By Tyler Wood
Students coming to study at McDaniel Budapest from American Christmas traditions (or anywhere else for that matter) might be surprised that there are a few differences between how Americans and Hungarians celebrate that might seem unusual. Of course, many of these customs are shared to varying degrees across many European nations, and the Magyar Christmas celebrations can be of particular interest to students studying at McDaniel Budapest: the food, the dates, and the cultural minutia.
First and most importantly, there are the dates. What Americans think of as ‘Christmas’ is split into two separate holidays in Hungary: St. Nicholas’ Day and Christmas Day. St. Nicholas’ Day (or you might hear it Hungarianized as Szent Miklós or Mikulás) is celebrated between the 5th and 6th of December. On the night of the 5th, Hungarian children often place a boot or shoes on a windowsill, expecting them to be filled with candy by Szent Miklós while they sleep. St. Nicholas is sometimes referred to as coming with two helpers: an angel who gives presents to the good children and a devil called Krampus who does the opposite; in recent years, the latter has become better known.
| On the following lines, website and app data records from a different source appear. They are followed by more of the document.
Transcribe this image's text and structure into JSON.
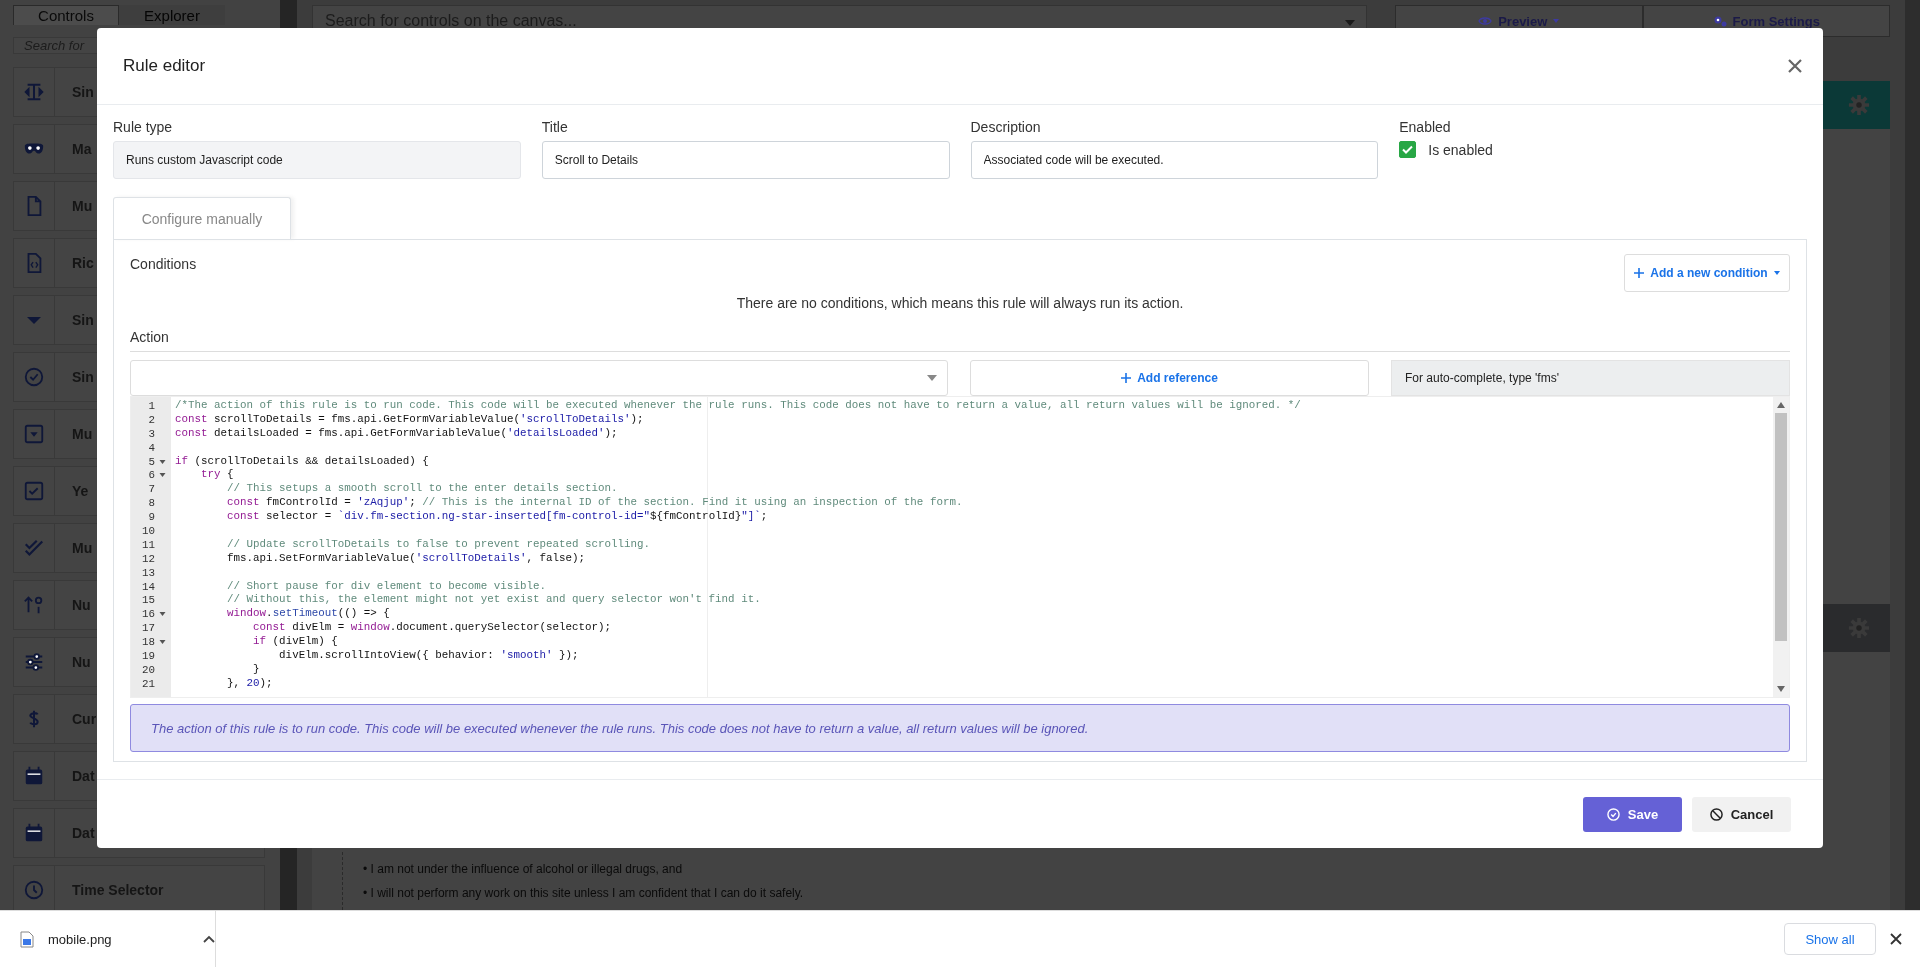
{
  "app": {
    "sidebar_tabs": [
      {
        "label": "Controls",
        "selected": true
      },
      {
        "label": "Explorer",
        "selected": false
      }
    ],
    "sidebar_search": {
      "placeholder": "Search for"
    },
    "controls": [
      {
        "label": "Sin",
        "kind": "text"
      },
      {
        "label": "Ma",
        "kind": "mask"
      },
      {
        "label": "Mu",
        "kind": "file"
      },
      {
        "label": "Ric",
        "kind": "code"
      },
      {
        "label": "Sin",
        "kind": "caret"
      },
      {
        "label": "Sin",
        "kind": "radio"
      },
      {
        "label": "Mu",
        "kind": "select"
      },
      {
        "label": "Ye",
        "kind": "checkbox"
      },
      {
        "label": "Mu",
        "kind": "doublecheck"
      },
      {
        "label": "Nu",
        "kind": "number"
      },
      {
        "label": "Nu",
        "kind": "slider"
      },
      {
        "label": "Cur",
        "kind": "currency"
      },
      {
        "label": "Dat",
        "kind": "calendar"
      },
      {
        "label": "Dat",
        "kind": "calendar"
      },
      {
        "label": "Time Selector",
        "kind": "clock"
      }
    ],
    "canvas_search": {
      "placeholder": "Search for controls on the canvas..."
    },
    "toolbar": [
      {
        "label": "Preview",
        "kind": "preview"
      },
      {
        "label": "Form Settings",
        "kind": "settings"
      }
    ],
    "sections": [
      {
        "color": "#0b3937"
      },
      {
        "color": "#2a2b2d"
      }
    ],
    "bullets": [
      "• I am not under the influence of alcohol or illegal drugs, and",
      "• I will not perform any work on this site unless I am confident that I can do it safely."
    ]
  },
  "rule_editor": {
    "title": "Rule editor",
    "fields": [
      {
        "label": "Rule type",
        "value": "Runs custom Javascript code",
        "readonly": true
      },
      {
        "label": "Title",
        "value": "Scroll to Details",
        "readonly": false
      },
      {
        "label": "Description",
        "value": "Associated code will be executed.",
        "readonly": false
      }
    ],
    "enabled": {
      "label": "Enabled",
      "checkbox_label": "Is enabled",
      "checked": true
    },
    "tabs": [
      {
        "label": "Configure manually",
        "selected": true
      }
    ],
    "conditions": {
      "heading": "Conditions",
      "add_button": "Add a new condition",
      "empty_message": "There are no conditions, which means this rule will always run its action."
    },
    "action": {
      "heading": "Action",
      "add_reference": "Add reference",
      "hint": "For auto-complete, type 'fms'",
      "code_lines": [
        {
          "number": "1",
          "foldable": false,
          "segments": [
            {
              "kind": "comment",
              "text": "/*The action of this rule is to run code. This code will be executed whenever the rule runs. This code does not have to return a value, all return values will be ignored. */"
            }
          ]
        },
        {
          "number": "2",
          "foldable": false,
          "segments": [
            {
              "kind": "keyword",
              "text": "const"
            },
            {
              "kind": "plain",
              "text": " scrollToDetails = fms.api.GetFormVariableValue("
            },
            {
              "kind": "string",
              "text": "'scrollToDetails'"
            },
            {
              "kind": "plain",
              "text": ");"
            }
          ]
        },
        {
          "number": "3",
          "foldable": false,
          "segments": [
            {
              "kind": "keyword",
              "text": "const"
            },
            {
              "kind": "plain",
              "text": " detailsLoaded = fms.api.GetFormVariableValue("
            },
            {
              "kind": "string",
              "text": "'detailsLoaded'"
            },
            {
              "kind": "plain",
              "text": ");"
            }
          ]
        },
        {
          "number": "4",
          "foldable": false
        },
        {
          "number": "5",
          "foldable": true,
          "segments": [
            {
              "kind": "keyword",
              "text": "if"
            },
            {
              "kind": "plain",
              "text": " (scrollToDetails && detailsLoaded) {"
            }
          ]
        },
        {
          "number": "6",
          "foldable": true,
          "segments": [
            {
              "kind": "keyword",
              "text": "    try"
            },
            {
              "kind": "plain",
              "text": " {"
            }
          ]
        },
        {
          "number": "7",
          "foldable": false,
          "segments": [
            {
              "kind": "comment",
              "text": "        // This setups a smooth scroll to the enter details section."
            }
          ]
        },
        {
          "number": "8",
          "foldable": false,
          "segments": [
            {
              "kind": "keyword",
              "text": "        const"
            },
            {
              "kind": "plain",
              "text": " fmControlId = "
            },
            {
              "kind": "string",
              "text": "'zAqjup'"
            },
            {
              "kind": "plain",
              "text": "; "
            },
            {
              "kind": "comment",
              "text": "// This is the internal ID of the section. Find it using an inspection of the form."
            }
          ]
        },
        {
          "number": "9",
          "foldable": false,
          "segments": [
            {
              "kind": "keyword",
              "text": "        const"
            },
            {
              "kind": "plain",
              "text": " selector = "
            },
            {
              "kind": "string",
              "text": "`div.fm-section.ng-star-inserted[fm-control-id=\""
            },
            {
              "kind": "plain",
              "text": "${fmControlId}"
            },
            {
              "kind": "string",
              "text": "\"]`"
            },
            {
              "kind": "plain",
              "text": ";"
            }
          ]
        },
        {
          "number": "10",
          "foldable": false
        },
        {
          "number": "11",
          "foldable": false,
          "segments": [
            {
              "kind": "comment",
              "text": "        // Update scrollToDetails to false to prevent repeated scrolling."
            }
          ]
        },
        {
          "number": "12",
          "foldable": false,
          "segments": [
            {
              "kind": "plain",
              "text": "        fms.api.SetFormVariableValue("
            },
            {
              "kind": "string",
              "text": "'scrollToDetails'"
            },
            {
              "kind": "plain",
              "text": ", false);"
            }
          ]
        },
        {
          "number": "13",
          "foldable": false
        },
        {
          "number": "14",
          "foldable": false,
          "segments": [
            {
              "kind": "comment",
              "text": "        // Short pause for div element to become visible."
            }
          ]
        },
        {
          "number": "15",
          "foldable": false,
          "segments": [
            {
              "kind": "comment",
              "text": "        // Without this, the element might not yet exist and query selector won't find it."
            }
          ]
        },
        {
          "number": "16",
          "foldable": true,
          "segments": [
            {
              "kind": "keyword",
              "text": "        window"
            },
            {
              "kind": "plain",
              "text": "."
            },
            {
              "kind": "builtin",
              "text": "setTimeout"
            },
            {
              "kind": "plain",
              "text": "(() => {"
            }
          ]
        },
        {
          "number": "17",
          "foldable": false,
          "segments": [
            {
              "kind": "keyword",
              "text": "            const"
            },
            {
              "kind": "plain",
              "text": " divElm = "
            },
            {
              "kind": "keyword",
              "text": "window"
            },
            {
              "kind": "plain",
              "text": ".document.querySelector(selector);"
            }
          ]
        },
        {
          "number": "18",
          "foldable": true,
          "segments": [
            {
              "kind": "keyword",
              "text": "            if"
            },
            {
              "kind": "plain",
              "text": " (divElm) {"
            }
          ]
        },
        {
          "number": "19",
          "foldable": false,
          "segments": [
            {
              "kind": "plain",
              "text": "                divElm.scrollIntoView({ behavior: "
            },
            {
              "kind": "string",
              "text": "'smooth'"
            },
            {
              "kind": "plain",
              "text": " });"
            }
          ]
        },
        {
          "number": "20",
          "foldable": false,
          "segments": [
            {
              "kind": "plain",
              "text": "            }"
            }
          ]
        },
        {
          "number": "21",
          "foldable": false,
          "segments": [
            {
              "kind": "plain",
              "text": "        }, "
            },
            {
              "kind": "number",
              "text": "20"
            },
            {
              "kind": "plain",
              "text": ");"
            }
          ]
        }
      ],
      "info": "The action of this rule is to run code. This code will be executed whenever the rule runs. This code does not have to return a value, all return values will be ignored."
    },
    "buttons": [
      {
        "label": "Save",
        "kind": "primary"
      },
      {
        "label": "Cancel",
        "kind": "secondary"
      }
    ]
  },
  "download_bar": {
    "file": "mobile.png",
    "show_all": "Show all"
  }
}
This isn’t unusual in Europe; St. Nicholas’ Day is celebrated in many European countries in a similar way. Saint Nicholas of Myra (or Bari) is a canonized saint best known for his generosity and for allegedly slapping the heretic Arius at the first council of Nicaea. Today, ol’ Saint Nick is usually depicted in his classic red and white outfit, but before the 20th century, the red was usually green or tan.
At night while St. Nicholas delivers the presents, the children must be asleep; otherwise, they get only a birch stick (virgács in Hungarian). The day of the 6th is St. Nicholas’ day proper and is often celebrated with a feast. Though there is no consensus as to what is to be eaten, common dishes include fried fish, turkey, bejgli (a brioche with poppy seed or walnut filling), various fruits, gingerbread, garlic, and honey. It’s not that different from typical American Christmas dishes, but it’s important to remember that this is not Christmas! It might confuse some that Hungarian expats sometimes refer to St. Nicholas’ Day as ‘Hungarian Christmas,’ even though Hungarians also celebrate ‘normal’ Christmas as well, though there are still differences.
On Christmas Eve, December 24th, Hungarians decorate their houses for Christmas and make another feast, with food similar to that of St. Nicholas Day, but fish soup and stuffed cabbage are also common. Hungarians typically decorate a tree by hanging ornaments and candy from it, and the presents are wrapped and placed below the tree. For Christmas in Hungary, it isn’t St. Nicholas who brings the presents, but baby Jesus, and the presents are given out in the evening of the 24th after the meal.
It’s important that we remember that these are generalizations about national traditions, but many people have their own regional, cultural, and familial traditions, which someone may or may not follow. For instance, it’s common in America for Jewish families to go out for Chinese food on Christmas, December 25th, but not all Jewish people follow this tradition, of course. The same goes for Hungarian traditions, which may differ from place to place in Hungary and abroad.